A VULNERABLE woman suffered psychological abuse at the hands of a mental health worker in Penzance, an investigation has found.
Lauryn Rowe has blamed staff for what she sees as a failure to provide her with a safe and worthwhile care plan while at the town's Richmond House day centre on Tolver Road.
The 23-year-old, who has a borderline personality disorder, complained about her treatment and an investigation was carried out.
"To this date I still feel very frustrated and upset at the way I have been treated whilst under the care of the mental health team," said Miss Rowe, who also suffers with psychosis. "I truly belive that the mental health team have failed completely to provide a safe and worthwhile care plan for me."
In the report shown to The Cornishman, Miss Rowe claimed staff used favouritism to side with another service user during a disagreement at Richmond House in September last year. Miss Rowe said she felt bullied and intimidated by the service user but the investigation says her feelings were not addressed.
The report, carried out by Karen Howard, adult safeguarding lead professional for Cornwall Partnership NHS Foundation Trust, adds that although Miss Rowe and the other service user resolved their issues, she was asked to take part in a three-way meeting with staff at Richmond – something she did not want.
As a result of this, a member of staff shouted at Miss Rowe.
"It is possible that in an attempt to be assertive and take some control he (the member of staff) shouted and he was unaware of this," reads the report. "It is my view the actions were inappropriate.
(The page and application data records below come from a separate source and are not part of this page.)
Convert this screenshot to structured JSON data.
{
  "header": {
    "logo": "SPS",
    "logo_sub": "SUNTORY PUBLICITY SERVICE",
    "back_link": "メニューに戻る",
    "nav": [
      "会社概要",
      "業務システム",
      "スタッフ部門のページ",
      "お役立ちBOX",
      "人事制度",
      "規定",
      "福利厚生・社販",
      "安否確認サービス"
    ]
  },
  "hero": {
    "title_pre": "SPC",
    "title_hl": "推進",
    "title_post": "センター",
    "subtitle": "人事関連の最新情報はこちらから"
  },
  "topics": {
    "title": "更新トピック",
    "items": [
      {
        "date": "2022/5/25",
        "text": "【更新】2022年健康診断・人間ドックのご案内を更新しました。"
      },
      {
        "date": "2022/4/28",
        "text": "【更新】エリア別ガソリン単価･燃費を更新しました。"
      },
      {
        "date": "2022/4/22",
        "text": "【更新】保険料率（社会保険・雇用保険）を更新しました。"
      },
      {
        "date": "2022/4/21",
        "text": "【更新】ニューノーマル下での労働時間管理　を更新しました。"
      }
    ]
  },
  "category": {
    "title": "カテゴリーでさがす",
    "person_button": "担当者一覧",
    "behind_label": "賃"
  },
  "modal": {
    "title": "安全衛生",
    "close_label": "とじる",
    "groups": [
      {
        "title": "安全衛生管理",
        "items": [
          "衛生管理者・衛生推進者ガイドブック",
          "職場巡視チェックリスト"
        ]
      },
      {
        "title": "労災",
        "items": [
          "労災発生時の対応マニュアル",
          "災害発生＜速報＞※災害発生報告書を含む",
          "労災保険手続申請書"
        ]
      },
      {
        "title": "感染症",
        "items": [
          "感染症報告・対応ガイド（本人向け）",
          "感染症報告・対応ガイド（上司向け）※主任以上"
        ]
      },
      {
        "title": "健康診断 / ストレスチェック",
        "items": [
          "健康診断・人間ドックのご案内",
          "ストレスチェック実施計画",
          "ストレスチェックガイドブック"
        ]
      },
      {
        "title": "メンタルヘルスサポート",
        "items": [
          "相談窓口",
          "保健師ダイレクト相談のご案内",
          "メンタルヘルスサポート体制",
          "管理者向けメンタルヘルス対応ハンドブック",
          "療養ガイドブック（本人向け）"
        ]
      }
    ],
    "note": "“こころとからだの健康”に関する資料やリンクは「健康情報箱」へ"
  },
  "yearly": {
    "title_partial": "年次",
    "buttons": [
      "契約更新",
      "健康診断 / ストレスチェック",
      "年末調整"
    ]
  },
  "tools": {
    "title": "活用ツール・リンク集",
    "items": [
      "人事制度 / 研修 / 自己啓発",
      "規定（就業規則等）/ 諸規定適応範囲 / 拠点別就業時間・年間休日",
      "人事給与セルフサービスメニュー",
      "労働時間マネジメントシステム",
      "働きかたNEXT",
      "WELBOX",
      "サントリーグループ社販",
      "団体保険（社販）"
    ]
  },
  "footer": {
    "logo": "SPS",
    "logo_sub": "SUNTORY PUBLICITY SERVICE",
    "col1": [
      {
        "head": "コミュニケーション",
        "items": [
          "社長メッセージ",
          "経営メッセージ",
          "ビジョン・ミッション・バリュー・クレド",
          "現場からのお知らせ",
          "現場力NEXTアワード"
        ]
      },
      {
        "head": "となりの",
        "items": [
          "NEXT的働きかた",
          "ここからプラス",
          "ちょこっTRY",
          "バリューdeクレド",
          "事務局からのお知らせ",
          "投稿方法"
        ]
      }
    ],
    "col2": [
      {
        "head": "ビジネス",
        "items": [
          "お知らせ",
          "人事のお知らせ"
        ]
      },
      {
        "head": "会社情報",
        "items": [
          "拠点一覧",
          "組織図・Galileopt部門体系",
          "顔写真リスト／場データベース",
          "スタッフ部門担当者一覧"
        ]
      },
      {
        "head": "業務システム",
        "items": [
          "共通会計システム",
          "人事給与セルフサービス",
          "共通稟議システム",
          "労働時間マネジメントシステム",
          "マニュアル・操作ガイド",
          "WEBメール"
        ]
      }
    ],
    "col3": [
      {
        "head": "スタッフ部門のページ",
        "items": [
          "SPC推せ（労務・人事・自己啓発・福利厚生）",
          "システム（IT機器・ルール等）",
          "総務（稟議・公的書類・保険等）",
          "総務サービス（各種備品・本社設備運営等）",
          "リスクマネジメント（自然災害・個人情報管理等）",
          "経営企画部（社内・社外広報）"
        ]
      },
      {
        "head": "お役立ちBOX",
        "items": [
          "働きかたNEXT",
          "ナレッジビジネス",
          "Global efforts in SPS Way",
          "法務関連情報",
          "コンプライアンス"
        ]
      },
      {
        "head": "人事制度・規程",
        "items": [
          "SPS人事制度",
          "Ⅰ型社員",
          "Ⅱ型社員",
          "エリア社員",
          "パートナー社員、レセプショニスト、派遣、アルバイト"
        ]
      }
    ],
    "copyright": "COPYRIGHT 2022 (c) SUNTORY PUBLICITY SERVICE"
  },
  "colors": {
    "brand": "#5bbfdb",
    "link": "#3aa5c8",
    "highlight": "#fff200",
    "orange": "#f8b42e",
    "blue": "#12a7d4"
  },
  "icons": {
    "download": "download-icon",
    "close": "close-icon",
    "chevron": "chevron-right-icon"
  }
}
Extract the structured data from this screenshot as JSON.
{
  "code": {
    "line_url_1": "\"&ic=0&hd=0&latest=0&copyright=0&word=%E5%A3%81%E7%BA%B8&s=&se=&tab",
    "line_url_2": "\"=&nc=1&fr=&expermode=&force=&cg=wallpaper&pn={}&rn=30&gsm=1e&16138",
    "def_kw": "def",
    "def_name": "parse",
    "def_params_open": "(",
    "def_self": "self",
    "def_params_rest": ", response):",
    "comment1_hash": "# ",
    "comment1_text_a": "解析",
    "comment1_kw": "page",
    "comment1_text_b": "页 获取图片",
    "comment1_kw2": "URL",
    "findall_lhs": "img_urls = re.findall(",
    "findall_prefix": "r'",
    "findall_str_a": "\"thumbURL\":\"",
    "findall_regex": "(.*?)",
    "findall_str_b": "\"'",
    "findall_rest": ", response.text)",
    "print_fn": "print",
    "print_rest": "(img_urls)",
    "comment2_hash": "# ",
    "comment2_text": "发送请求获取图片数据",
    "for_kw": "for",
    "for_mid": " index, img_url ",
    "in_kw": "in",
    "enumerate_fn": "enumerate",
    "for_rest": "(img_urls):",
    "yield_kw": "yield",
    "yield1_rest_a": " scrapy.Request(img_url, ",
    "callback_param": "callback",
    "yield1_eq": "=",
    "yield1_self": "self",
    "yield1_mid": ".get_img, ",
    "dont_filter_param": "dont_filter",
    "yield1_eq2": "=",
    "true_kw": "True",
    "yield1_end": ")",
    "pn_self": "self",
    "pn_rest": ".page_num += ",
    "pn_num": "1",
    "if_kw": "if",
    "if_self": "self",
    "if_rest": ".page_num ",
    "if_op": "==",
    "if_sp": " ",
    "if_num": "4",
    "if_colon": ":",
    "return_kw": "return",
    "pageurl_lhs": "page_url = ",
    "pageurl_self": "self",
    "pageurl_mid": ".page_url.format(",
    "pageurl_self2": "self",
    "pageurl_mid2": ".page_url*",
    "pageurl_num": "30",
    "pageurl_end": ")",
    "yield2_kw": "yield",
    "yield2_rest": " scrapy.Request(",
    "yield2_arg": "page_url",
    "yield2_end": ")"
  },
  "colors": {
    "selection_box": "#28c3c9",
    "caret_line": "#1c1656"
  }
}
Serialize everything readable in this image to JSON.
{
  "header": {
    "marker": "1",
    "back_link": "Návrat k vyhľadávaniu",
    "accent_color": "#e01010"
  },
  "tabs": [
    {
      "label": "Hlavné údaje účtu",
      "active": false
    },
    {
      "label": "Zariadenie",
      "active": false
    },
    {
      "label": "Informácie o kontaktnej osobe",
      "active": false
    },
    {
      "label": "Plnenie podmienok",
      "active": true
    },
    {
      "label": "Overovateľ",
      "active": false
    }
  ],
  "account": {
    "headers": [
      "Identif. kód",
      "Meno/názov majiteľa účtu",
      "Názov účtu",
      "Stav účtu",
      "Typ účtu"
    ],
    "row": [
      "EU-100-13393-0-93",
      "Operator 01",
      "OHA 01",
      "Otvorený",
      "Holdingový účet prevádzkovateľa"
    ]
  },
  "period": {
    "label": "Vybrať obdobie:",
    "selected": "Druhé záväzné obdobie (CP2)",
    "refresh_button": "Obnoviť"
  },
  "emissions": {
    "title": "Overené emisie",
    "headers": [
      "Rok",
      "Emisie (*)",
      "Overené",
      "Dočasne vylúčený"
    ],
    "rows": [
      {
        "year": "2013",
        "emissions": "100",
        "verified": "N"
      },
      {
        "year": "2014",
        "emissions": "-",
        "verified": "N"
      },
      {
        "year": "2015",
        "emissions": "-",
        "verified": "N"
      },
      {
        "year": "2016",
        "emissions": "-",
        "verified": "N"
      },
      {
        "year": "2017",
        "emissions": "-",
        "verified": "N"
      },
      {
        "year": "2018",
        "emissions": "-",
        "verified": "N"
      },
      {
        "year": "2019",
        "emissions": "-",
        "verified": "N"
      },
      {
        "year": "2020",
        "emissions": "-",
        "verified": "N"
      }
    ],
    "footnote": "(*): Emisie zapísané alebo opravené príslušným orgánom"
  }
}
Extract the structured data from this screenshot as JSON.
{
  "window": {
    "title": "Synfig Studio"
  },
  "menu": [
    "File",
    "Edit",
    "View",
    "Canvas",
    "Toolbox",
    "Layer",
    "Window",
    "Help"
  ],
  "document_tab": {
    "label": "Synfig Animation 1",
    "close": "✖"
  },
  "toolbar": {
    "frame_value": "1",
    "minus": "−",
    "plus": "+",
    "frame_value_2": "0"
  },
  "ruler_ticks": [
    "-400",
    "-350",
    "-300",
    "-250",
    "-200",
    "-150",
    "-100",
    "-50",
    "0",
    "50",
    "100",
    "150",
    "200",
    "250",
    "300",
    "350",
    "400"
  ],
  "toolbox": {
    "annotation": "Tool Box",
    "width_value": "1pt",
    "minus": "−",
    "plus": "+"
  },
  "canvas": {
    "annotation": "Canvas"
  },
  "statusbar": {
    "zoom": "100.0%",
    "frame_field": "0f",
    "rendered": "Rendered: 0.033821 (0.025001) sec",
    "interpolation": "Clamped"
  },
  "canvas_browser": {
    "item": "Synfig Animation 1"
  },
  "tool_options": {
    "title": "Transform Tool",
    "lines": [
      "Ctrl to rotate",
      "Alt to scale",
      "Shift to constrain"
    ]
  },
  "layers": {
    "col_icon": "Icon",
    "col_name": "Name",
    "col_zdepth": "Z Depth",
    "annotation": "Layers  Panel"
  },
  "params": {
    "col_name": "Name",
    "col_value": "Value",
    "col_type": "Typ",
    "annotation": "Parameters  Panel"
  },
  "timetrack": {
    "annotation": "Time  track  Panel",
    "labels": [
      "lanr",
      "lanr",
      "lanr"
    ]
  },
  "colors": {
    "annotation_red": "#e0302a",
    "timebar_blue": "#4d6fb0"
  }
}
Shouting at service users is psychological abuse and therefore misconduct."
Following the investigation, it was recommended that staff at Richmond House receive training about bullying and working with people with personality disorders.
It also called for Miss Rowe to receive an apology from the staff member involved, although she claims this has yet to happen. She has since stopped attending the day centre.
Kathy Emery, another former Richmond House service user, gave evidence as part of the investigation.
She believes it is important for anyone who is concerned about their treatment to make a complaint.
"We rely heavily on support systems and if these fail then it is a huge knockback," she said. "People shouldn't be afraid, they must lodge their complaints."
Phil Confue, chief executive of Cornwall Partnership NHS Foundation Trust agreed that it was unacceptable for a staff member to shout at a service user. He wouldn't go in to detail about discipline of employees but told The Cornishman: "We have taken action with relevant staff. I have met with all the staff involved and talked through the issues so this doesn't happen again."
He added that a consultation was launched last summer in a bid to make day services focus more on an individual's needs.
"People with mental health issues can feel marginalised by society and it is very easy for their voices to be ignored," he said. "We are working to make sure we can hear their voices and improve services."